[Records from a collection]
=-=-=
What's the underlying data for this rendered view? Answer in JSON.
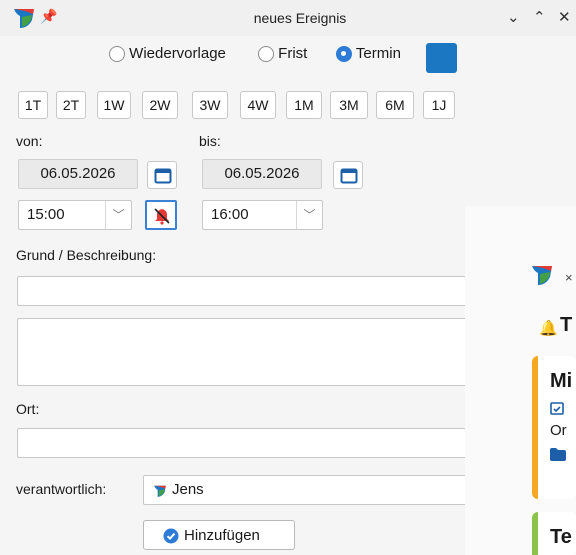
{
  "window": {
    "title": "neues Ereignis",
    "controls": {
      "minimize": "⌄",
      "maximize": "⌃",
      "close": "✕"
    }
  },
  "type_select": {
    "options": [
      {
        "label": "Wiedervorlage",
        "selected": false
      },
      {
        "label": "Frist",
        "selected": false
      },
      {
        "label": "Termin",
        "selected": true
      }
    ],
    "color": "#1c77c3"
  },
  "quick_buttons": [
    "1T",
    "2T",
    "1W",
    "2W",
    "3W",
    "4W",
    "1M",
    "3M",
    "6M",
    "1J"
  ],
  "from": {
    "label": "von:",
    "date": "06.05.2026",
    "time": "15:00"
  },
  "to": {
    "label": "bis:",
    "date": "06.05.2026",
    "time": "16:00"
  },
  "reason_label": "Grund / Beschreibung:",
  "location_label": "Ort:",
  "responsible": {
    "label": "verantwortlich:",
    "value": "Jens"
  },
  "add_button": "Hinzufügen",
  "overlay": {
    "heading_fragment": "T",
    "card1_title_fragment": "Mi",
    "card1_text_fragment": "Or",
    "card2_title_fragment": "Te",
    "card1_accent": "#f5a623",
    "card2_accent": "#8bc34a"
  }
}
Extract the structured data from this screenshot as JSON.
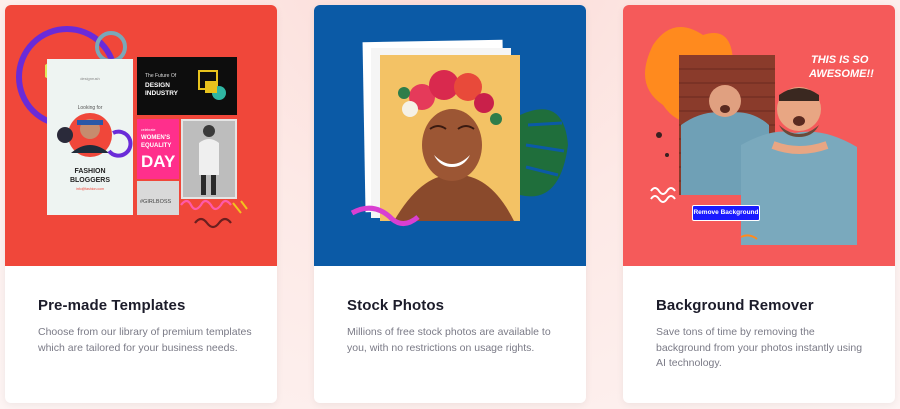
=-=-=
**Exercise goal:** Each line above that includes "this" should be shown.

**Solved exercise:**
What's the underlying data for this rendered view? Answer in JSON.
Extract the structured data from this screenshot as JSON.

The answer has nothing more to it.